Tim Healey

Q: A photo in the “Flexible Flashing” article in JLC’s April issue shows accordion-style flashing around a circle-top window. How do you flash around the curved window if you have only straight flashing tape?

A: Mike Guertin, contractor and presenter at JLC Live, responds: As with every detail like this, proper installation begins before the window goes in. After running the housewrap (WRB) over the opening and making the center and sill cuts for the rectangular part of the window, make a horizontal slit across the mull line (where the curved and rectangular sections meet) of the rough opening. Cut the WRB along the circular part of the RO, and extend the cut for the mull line out about 3 inches on both sides of the opening with the cuts angled upward. Continue the cuts vertically up about 8 to 10 inches past the top of the RO. Fold the top flap up and temporarily tape it above the opening. Detail the WRB and sill pan flashing for the lower rectangular section as you would for any window. Install the window and run flashing tape along the sides of the window, letting it extend a few inches past the mull line.

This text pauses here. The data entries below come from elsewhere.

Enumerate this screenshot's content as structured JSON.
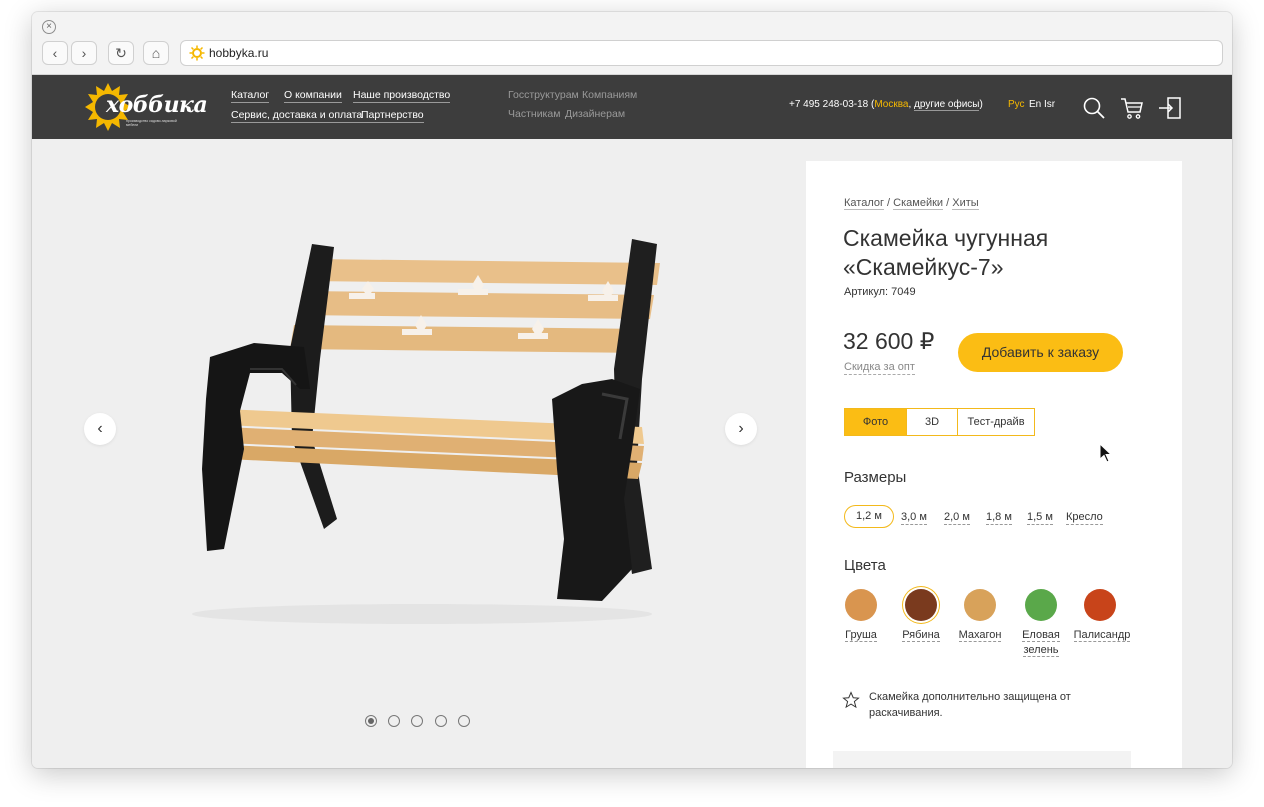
{
  "browser": {
    "url": "hobbyka.ru"
  },
  "header": {
    "logo_text": "хоббика",
    "logo_subtitle": "производство садово-парковой мебели",
    "nav_main": [
      "Каталог",
      "О компании",
      "Наше производство",
      "Сервис, доставка и оплата",
      "Партнерство"
    ],
    "nav_secondary": [
      "Госструктурам",
      "Компаниям",
      "Частникам",
      "Дизайнерам"
    ],
    "phone": "+7 495 248-03-18",
    "city": "Москва",
    "offices": "другие офисы",
    "languages": [
      "Рус",
      "En",
      "Isr"
    ],
    "active_language": "Рус",
    "icons": [
      "search-icon",
      "cart-icon",
      "login-icon"
    ]
  },
  "gallery": {
    "prev_arrow": "‹",
    "next_arrow": "›",
    "slide_count": 5,
    "active_slide": 1
  },
  "product": {
    "breadcrumb": [
      "Каталог",
      "Скамейки",
      "Хиты"
    ],
    "breadcrumb_separator": " / ",
    "title_line1": "Скамейка чугунная",
    "title_line2": "«Скамейкус-7»",
    "article": "Артикул: 7049",
    "price": "32 600 ₽",
    "discount_link": "Скидка за опт",
    "order_button": "Добавить к заказу",
    "view_tabs": [
      "Фото",
      "3D",
      "Тест-драйв"
    ],
    "active_view_tab": "Фото",
    "sizes_label": "Размеры",
    "sizes": [
      "1,2 м",
      "3,0 м",
      "2,0 м",
      "1,8 м",
      "1,5 м",
      "Кресло"
    ],
    "selected_size": "1,2 м",
    "colors_label": "Цвета",
    "colors": [
      {
        "name": "Груша",
        "color": "#d9954f"
      },
      {
        "name": "Рябина",
        "color": "#7a3a1e"
      },
      {
        "name": "Махагон",
        "color": "#d8a25a"
      },
      {
        "name": "Еловая зелень",
        "color": "#5aa84a"
      },
      {
        "name": "Палисандр",
        "color": "#c8441a"
      }
    ],
    "selected_color": "Рябина",
    "note": "Скамейка дополнительно защищена от раскачивания."
  },
  "colors": {
    "accent": "#fbbd14",
    "header_bg": "#3d3d3d",
    "page_bg": "#efefef"
  }
}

For the curved window on top, there are many brands of flexible flashing tape (like the one in the article) that make for a seamless installation. However, in a pinch, you can revert to the method we used before those so-called accordion tapes were available: layering strips of straight flashing tape along the arc of the window. The goal is to use as few pieces as possible; otherwise, the layers will build up, preventing your trim and siding from lying flat.

One way to use fewer pieces is to cut the window arc out of the straight flashing tape. I’d use 6-inch or wider tape so that you still have plenty of coverage even after cutting the arc. Start with a piece about 18 to 24 inches long and place it over the curved window frame. Trace the curve of the window, making sure that you leave at least 4 inches of tape at the deepest point of the arc. Then use scissors or a sharp knife to cut along the curved line. Apply pieces starting from the outer (lower) edges on both sides of the curved window, working upward to the top of the curve. The number of pieces used depends on the width of the flashing tape and the size of the window, but often you can flash a curved window this way with just three or four pieces.

Next, roll the flashing tape against the window flange and the sheathing, and fold down the top flap of WRB. Many installers simply tape over the slits to complete the installation, but I weave extra pieces of WRB into the vertical slits to create a mechanical lap as well, and then I tape all the joints. That way I’m not depending on the tape alone to complete the WRB around the window—an inexpensive and easy way to ensure greater durability.

A word of caution: Be sure to check the compatibility of the flashing tape with the window brand you’re installing. Asphalt-based tapes can’t be used to flash some windows because the asphalt can react with plasticizers in the window’s vinyl frame, flanges, or gaskets. Butyl and acrylic adhesive tapes are usually compatible.